I’ve gotten some confused e-mails over David Rogers’ report on Paul Ryan’s “0.5 percent solution” — his decision to cap the growth of Medicare spending at GDP+0.5 percentage points (a rate that is slower than health-care costs typically grow) to make the rest of his budget numbers add up.
The first thing to know here is that over the past few years the GOP vice presidential nominee has proposed capping Medicare spending at all sorts of different levels, depending on whom he was working with and what else he needed to pay for.
In Romney’s 2010 “Roadmap for America’s Future,” Medicare was capped at “a blended rate of the CPI and the medical care component of the CPI.” In his bipartisan proposal with Alice Rivlin, it was capped at GDP+1 percentage point. In his 2011 budget, it was capped at inflation, which was an incredibly implausible assumption that would, if followed, have led to massive cost-shifting onto seniors. In the Ryan-Wyden proposal, it was back up to GDP+1 percentage point. And in his most recent budget, it went down, as Rogers explains, to GDP+0.5 percentage points.
Ryan needs these caps because there’s no good evidence that any of his premium support plans will actually save much money in Medicare.* He thinks they will, and he hopes they will, but that’s not enough for the Congressional Budget Office to actually say they will. So he includes these caps and tells the CBO that if his premium support plan fails, he’ll save the money in a different way. In his 2011 budget proposal, that’s through shifting costs to seniors. In Ryan’s most recent budget, it’s left blank. But the CBO has no choice. They have to assume Congress will abide by the cap.
This isn’t a trick unique to Paul Ryan. President Obama’s budget proposal also includes a GDP+0.5 percentage point cap on Medicare’s spending growth. Obama proposes to hit that cap by moving Medicare away from fee-for-service and toward pay-for-quality. But the CBO doesn’t think there’s enough evidence to certify that plan, and so Obama, like Ryan, included a promise that if his plan fails, Congress will have to find another way to save the money. Congress could, of course, choose to ignore that promise, as they’ve done with other such promises in the past.
The Simpson-Bowles plan is also thick with spending caps. Health costs are capped at GDP+1 percentage point. Discretionary spending sees some cuts and then is capped at inflation. And contrary to the report’s reputation for specificity and bold choices, it’s not even clear how they plan to hit these caps. There are a number of options and possible recommendations, but because the Simpson-Bowles plan didn’t want to simply tell Congress what to do, they’ve left a lot of the actual decisions up to lawmakers.

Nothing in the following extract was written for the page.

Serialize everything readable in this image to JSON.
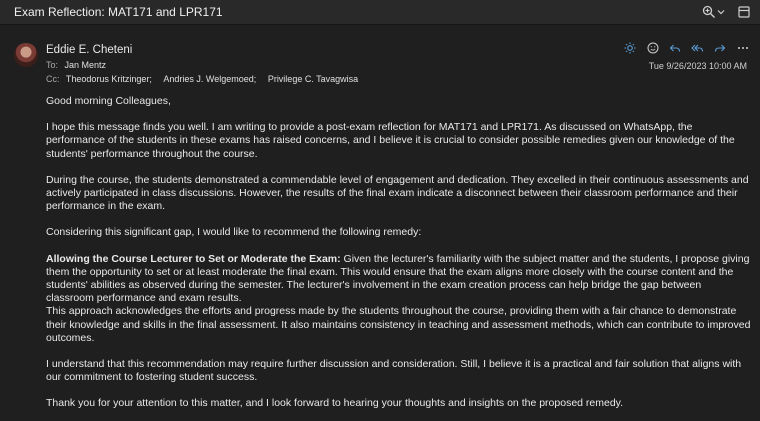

One of our worst tendencies in Washington is to debate budget plans by referencing their bottom-line numbers, many of which are dependent on these kinds of caps. The question with a budget plan isn’t whether it says it will save money, but whether the policies in it will actually save money. If Ryan’s fond hopes for premium support don’t pan out, then his budget has no chance of meeting its targets. Similarly, if Medicare proves incapable of saving money by paying for quality, Obama’s numbers aren’t going to happen. And for all that you hear about how Congress should “just pass Simpson-Bowles,” if Congress can’t figure out the right mix of policies to hit those caps, then Simpson-Bowles won’t solve our deficit problems.
These questions, in the end, require a judgment about what’s actually the best way to save money in the health-care system, how we can raise more tax revenue, or what will move the needle on growth. But too often, when we say we’re debating budget policy, we’re actually just debating budget caps. And budget caps don’t work if the underlying policies fail.
* Ryan also caps other forms of spending, and his most recent budget implausibly assumes that all non-entitlement spending will fall from 12.5 percent of GDP today to 3.75 percent of GDP in 2050. This is more important to his numbers than his Medicare plan, and it’s also a complete joke. See page 13 of the CBO report for more.